# Extracted data entries

__________________________________________________

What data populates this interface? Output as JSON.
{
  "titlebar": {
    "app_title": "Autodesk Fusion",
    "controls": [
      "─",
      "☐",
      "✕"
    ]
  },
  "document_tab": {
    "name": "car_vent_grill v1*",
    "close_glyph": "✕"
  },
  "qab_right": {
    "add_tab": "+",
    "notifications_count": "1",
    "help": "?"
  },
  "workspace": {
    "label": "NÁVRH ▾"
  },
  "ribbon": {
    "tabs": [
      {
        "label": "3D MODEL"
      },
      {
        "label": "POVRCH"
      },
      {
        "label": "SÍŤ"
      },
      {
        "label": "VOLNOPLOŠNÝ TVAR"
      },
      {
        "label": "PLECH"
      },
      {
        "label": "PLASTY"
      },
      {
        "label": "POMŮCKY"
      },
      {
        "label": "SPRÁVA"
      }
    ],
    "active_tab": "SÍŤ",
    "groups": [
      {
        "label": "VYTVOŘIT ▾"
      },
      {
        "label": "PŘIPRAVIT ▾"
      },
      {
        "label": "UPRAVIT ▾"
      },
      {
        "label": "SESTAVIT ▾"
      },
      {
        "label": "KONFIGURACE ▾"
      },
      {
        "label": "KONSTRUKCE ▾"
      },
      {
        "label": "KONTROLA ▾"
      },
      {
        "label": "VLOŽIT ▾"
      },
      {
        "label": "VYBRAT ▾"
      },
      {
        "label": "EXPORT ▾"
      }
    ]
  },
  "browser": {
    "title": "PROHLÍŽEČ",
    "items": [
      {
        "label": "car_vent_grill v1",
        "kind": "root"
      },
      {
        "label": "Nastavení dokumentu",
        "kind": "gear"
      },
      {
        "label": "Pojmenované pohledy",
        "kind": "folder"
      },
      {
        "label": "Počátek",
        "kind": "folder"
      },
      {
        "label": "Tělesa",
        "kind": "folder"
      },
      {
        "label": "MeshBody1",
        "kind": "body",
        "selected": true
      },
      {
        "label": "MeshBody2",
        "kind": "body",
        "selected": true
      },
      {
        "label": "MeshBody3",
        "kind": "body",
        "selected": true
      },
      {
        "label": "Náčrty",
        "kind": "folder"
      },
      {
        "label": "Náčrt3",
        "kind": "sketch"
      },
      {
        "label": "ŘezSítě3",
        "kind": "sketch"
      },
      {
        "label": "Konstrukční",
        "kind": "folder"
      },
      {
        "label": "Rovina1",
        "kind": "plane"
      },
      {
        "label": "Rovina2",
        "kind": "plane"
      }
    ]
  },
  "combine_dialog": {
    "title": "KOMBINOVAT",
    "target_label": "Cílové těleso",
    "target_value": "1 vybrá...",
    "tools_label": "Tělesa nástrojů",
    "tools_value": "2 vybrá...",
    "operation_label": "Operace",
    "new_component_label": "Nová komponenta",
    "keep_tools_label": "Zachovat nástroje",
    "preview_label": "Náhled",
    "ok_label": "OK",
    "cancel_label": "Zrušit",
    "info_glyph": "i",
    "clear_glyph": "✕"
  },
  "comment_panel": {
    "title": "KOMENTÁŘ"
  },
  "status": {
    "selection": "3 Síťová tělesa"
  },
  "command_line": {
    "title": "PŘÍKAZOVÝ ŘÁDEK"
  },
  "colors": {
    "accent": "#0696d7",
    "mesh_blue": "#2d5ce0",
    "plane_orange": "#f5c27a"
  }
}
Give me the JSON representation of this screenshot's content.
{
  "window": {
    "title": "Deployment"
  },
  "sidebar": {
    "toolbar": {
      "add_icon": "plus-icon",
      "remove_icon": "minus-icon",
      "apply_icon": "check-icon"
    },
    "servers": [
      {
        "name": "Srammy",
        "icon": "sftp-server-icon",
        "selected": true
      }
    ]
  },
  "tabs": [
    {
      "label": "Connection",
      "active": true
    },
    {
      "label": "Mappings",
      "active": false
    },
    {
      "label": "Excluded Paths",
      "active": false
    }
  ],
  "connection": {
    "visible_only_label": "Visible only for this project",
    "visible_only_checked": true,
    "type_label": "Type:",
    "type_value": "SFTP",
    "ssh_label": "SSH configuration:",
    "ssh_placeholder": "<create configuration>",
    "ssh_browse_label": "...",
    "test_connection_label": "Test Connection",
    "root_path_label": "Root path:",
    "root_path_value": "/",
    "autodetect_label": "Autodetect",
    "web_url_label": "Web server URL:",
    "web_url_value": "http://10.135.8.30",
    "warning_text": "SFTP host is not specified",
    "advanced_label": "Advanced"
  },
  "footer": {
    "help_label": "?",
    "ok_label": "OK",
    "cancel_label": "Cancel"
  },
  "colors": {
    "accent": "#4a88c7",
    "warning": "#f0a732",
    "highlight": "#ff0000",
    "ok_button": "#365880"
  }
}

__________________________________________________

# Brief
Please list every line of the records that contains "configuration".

# Task response
    "ssh_label": "SSH configuration:",
    "ssh_placeholder": "<create configuration>",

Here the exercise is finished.